Saturday, June 27, 2015

About Elly (movie review)

Given STEAM as a premise, with A = Anthropology (not Art, which Anthro includes), one needs to first ask if the source is veridical, by which I mean truthful, authoritative.

I will briefly compare this film to another one, Villa Touma (2014), which I saw recently, also with Dr. Tag (we're like Siskel and Ebert, or grad students in a film-meets-culture Anthro class, very doable in Portland, Oregon).  Dr. Tag, for those new to my blogs, is a bona fide Palestinian though with US citizenship by this time.  She's also a PhD which is why the nickname.

The first film, Villa Touma, set in Ramallah, Palestine (Mesopotamia) is not to be seen as a documentary, as if the camera were observing real peoples lives.  There's a layer of satire, of spoof, which makes these characters into caricatures, like in political cartoons.  Shades of Being There in terms of the time warp the sisters are in (whereas Sellers is timeless).

The second film, on the other hand, About Elly (2009), is a masterful work in the "silent camera" tradition in that we're very much a participant.  When people run, we run ("we" the viewers, in the director's hands) i.e. the camera is hand-held and jerky-on-purpose.  When people look around frantically, so does the camera.

We're another person, deaf, mute and invisible, but vested.  And what's mind-blowing is we're also left in the dark about so much, like an ordinary human being would be.

We're not that privileged, as just a fly on the wall, nor do we get to be Sherlock Holmes and figure it all out.
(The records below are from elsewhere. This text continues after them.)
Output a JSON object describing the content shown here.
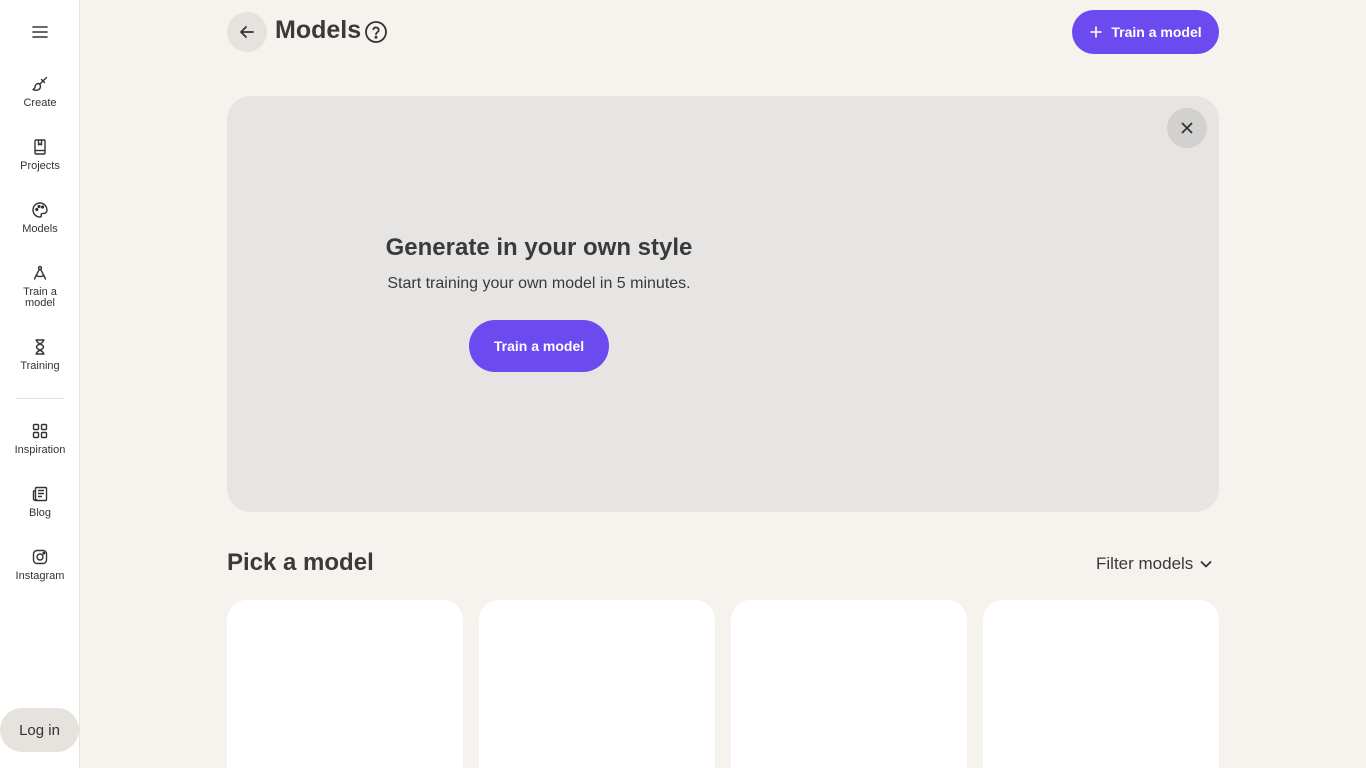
{
  "sidebar": {
    "menu_icon": "hamburger-icon",
    "items": [
      {
        "label": "Create",
        "icon": "paintbrush-icon"
      },
      {
        "label": "Projects",
        "icon": "book-icon"
      },
      {
        "label": "Models",
        "icon": "palette-icon"
      },
      {
        "label": "Train a model",
        "icon": "compass-drawing-icon"
      },
      {
        "label": "Training",
        "icon": "hourglass-icon"
      },
      {
        "label": "Inspiration",
        "icon": "grid-icon"
      },
      {
        "label": "Blog",
        "icon": "newspaper-icon"
      },
      {
        "label": "Instagram",
        "icon": "instagram-icon"
      }
    ],
    "login_label": "Log in"
  },
  "header": {
    "title": "Models",
    "train_button_label": "Train a model"
  },
  "promo": {
    "heading": "Generate in your own style",
    "subtitle": "Start training your own model in 5 minutes.",
    "button_label": "Train a model"
  },
  "models_section": {
    "title": "Pick a model",
    "filter_label": "Filter models"
  },
  "colors": {
    "accent": "#6b4bf0",
    "background": "#f6f3ef",
    "card": "#e6e5e4"
  }
}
About Elly requires less of a lens, in other words, if you want to study the actual dynamics between social classes, males and females, attitudes toward marriage, relationships, in a contemporary subculture in Persia.  It's less a spoof and more an investigation.

Nevertheless, these young people remain masks to us in many ways.  We may judge the sincerity of their emotions.  As character actors, the cast is collectively great at projecting plausible people, real personalities, but not people we necessarily know.  Believability is high.

We're another stranger in the car, like Elly, trying to put the pieces together, trying to figure it all out.

One sees the men kicked back enjoying their hookahs, a paternal activity, like sharing cigars in a men's club.  The women feel uncomfortable being typecast as the kitchen crew, repeating all the karma their mothers went through.

The urge to not take gender roles for granted is the hallmark of a university-based conversation that connects people of privilege in a kind of virtual Global U.  They (we) have cars, vacations, prospects, even past relationships.

A man is divorced from a wife in Germany (sounds like she dumped him) but still has currency as someone eligible, is Elly interested?

What's fascinating about the subculture portrayed is how people readily busy themselves with others business -- as a lonesome urbanite like me might see it.  People help their peers get on board, if that's what they want, on the road to family and kids.  Time is of the essence.  People do favors for one another.

Finding eligible others was the theme of both films, an important connection.

The "takes a village" mentality is more like that of a church or temple congregation in that one's spiritual peers are ready and willing to play a match-maker role if called upon.  People help other people find the right others given there's no dating service on-line.

That's the premise for Elly's being along in the first place.  The dynamics are fairly clear.

Women have an extremely limited opportunity to "play the field" in Elly's World and you don't always know what you're getting.  Should she have been eager to dump that boyfriend i.e. future husband?  We (not so omniscient) clearly don't know everything.  We just get a glimpse.  How much is explained?  About as much as in real life?

Who said anyone gets to be all knowing?  There's a kind of democracy in leaving us in the dark "just like real people".  So often the camera's viewpoint gets to be all-knowing in these films, so we notice when that's missing.

I should mention for context that I spent some time in the Oregon Crafts Museum (wow Eric Franklin, Pacific Northwest School of Art (PNCA, new location, old Customs Building), and Powell's Books in the time frame before this movie.

I'd taken the bus 4 from SE Portland where I'd left the Nissan for repairs (mass airflow sensor).

At Powell's, I read a lot about the UK - Ottoman wars, plus a bunch of other military history (where I spent the most time).  That was in Eugene Rogan's The Fall of the Ottomans, published just this year.  Base Politics by Alexander Cooley (Cornell University, 2008) was also my focus.

I'll be renting a car tomorrow, for Carol's gig, plus she wants to hear the Barker family talk about Peace Corps experiences in Iran.